Archive for November, 2014

Performance Metrics and long term alignment (I)

November 29, 2014 6 comments

In our previous post on performance metrics related to compensation schemes, back on January 2013,, we analysed different financial and non-financial metrics that are often used to assess corporate performance.

We particularly refered to the many critics that had been issued against financial metrics as for their incapacity to force managers to focus in the long-term sustainability and prosperity.

Several years after the 2008 crisis started,  financial metrics are still by far the most used to evaluate the corporate and managers` performance.

In The Alignment Gap Between Creating Value, Performance Measurement, and Long-Term Incentive Design, (1) authored by Organizational Capital Partners and commissioned by the Investor Responsibility Research Center Institute (IRRCi), Mark Van Clieaf, Karel Leeflang, Partner and Stephen O’Byrne tried to shed light on the relationship between company economic performance, shareholder return and executive compensation.

We will in this post review the performance metrics recommended by the authors to measure “value creation and performance”.
Read more…


Managers` total wealth analysis: should companies follow it in connection with stock price?

November 16, 2014 Leave a comment
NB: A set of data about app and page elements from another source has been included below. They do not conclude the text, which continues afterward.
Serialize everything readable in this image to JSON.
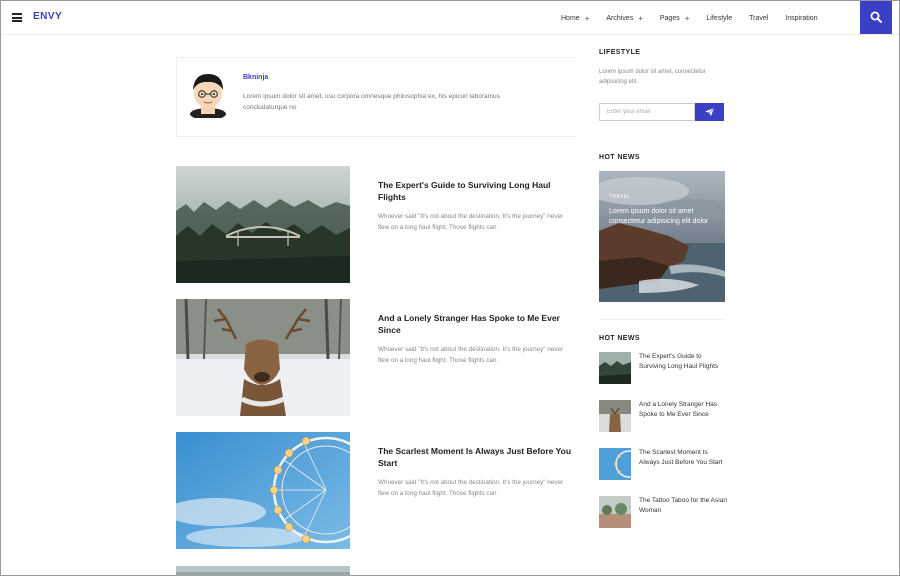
{
  "header": {
    "logo": "ENVY",
    "nav": [
      {
        "label": "Home",
        "has_submenu": true
      },
      {
        "label": "Archives",
        "has_submenu": true
      },
      {
        "label": "Pages",
        "has_submenu": true
      },
      {
        "label": "Lifestyle",
        "has_submenu": false
      },
      {
        "label": "Travel",
        "has_submenu": false
      },
      {
        "label": "Inspiration",
        "has_submenu": false
      }
    ],
    "submenu_symbol": "+"
  },
  "author": {
    "name": "Bkninja",
    "bio": "Lorem ipsum dolor sit amet, usu corpora omnesque philosophia ex, his epicuri laboramus concludaturque no"
  },
  "posts": [
    {
      "title": "The Expert's Guide to Surviving Long Haul Flights",
      "excerpt": "Whoever said \"It's not about the destination. It's the journey\" never flew on a long haul flight. Those flights can"
    },
    {
      "title": "And a Lonely Stranger Has Spoke to Me Ever Since",
      "excerpt": "Whoever said \"It's not about the destination. It's the journey\" never flew on a long haul flight. Those flights can"
    },
    {
      "title": "The Scarlest Moment Is Always Just Before You Start",
      "excerpt": "Whoever said \"It's not about the destination. It's the journey\" never flew on a long haul flight. Those flights can"
    }
  ],
  "sidebar": {
    "newsletter": {
      "heading": "LIFESTYLE",
      "text": "Lorem ipsum dolor sit amet, consectetur adipisicing elit.",
      "email_placeholder": "Enter your email"
    },
    "hot_news_1": {
      "heading": "HOT NEWS",
      "tag": "TRAVEL",
      "title": "Lorem ipsum dolor sit amet consectetur adipisicing elit dolor"
    },
    "hot_news_2": {
      "heading": "HOT NEWS",
      "items": [
        {
          "title": "The Expert's Guide to Surviving Long Haul Flights"
        },
        {
          "title": "And a Lonely Stranger Has Spoke to Me Ever Since"
        },
        {
          "title": "The Scarlest Moment Is Always Just Before You Start"
        },
        {
          "title": "The Tattoo Taboo for the Asian Woman"
        }
      ]
    }
  },
  "colors": {
    "accent": "#3b3fc4"
  }
}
Is looking into the annual compensation enough to get an idea of how incentives are working? Shouldn`t companies look at stock related pay received in previous years, and assess if wealth invested in the company provides an adequate incentive? In fact, for larger companies, wealth invested in the company is usually is much bigger than annual compensation, so that a 50% movement in the stock price could engender a wealth effect as big as six times the annual manager`s compensation

These data were provided by Larcker and Tayan (1), who analysed the topic back in 2012. They gathered data, (available from the proxy statements) about annual compensation and stock and options held by managers. They found large differences in those ratios among companies, in what they think is a cumulative effect of shares and options granted through the years: at the end the incentives could be very different to those originally intended by the company.

Larcker and Tayan used “convexity” to compare pay structures; Read more…

Who should be covered by Corporate Governance Codes?, by Icaew

November 15, 2014 Leave a comment

The Institute of Chartered Accountants in England and Wales recently published a brief commentary on “who should be covered by Corporate Governance Codes”, (1).

They suggest a Framework Code should be drafted that covers all groups concerned with Corporate Governance.

Of course directors are affected by Corporate Governance principles and other legal obligations. But there is a growing number of codes and guidelines being published by other groups, such as auditors, institutional investors, executive firms, pay consultants, and the like. Read more…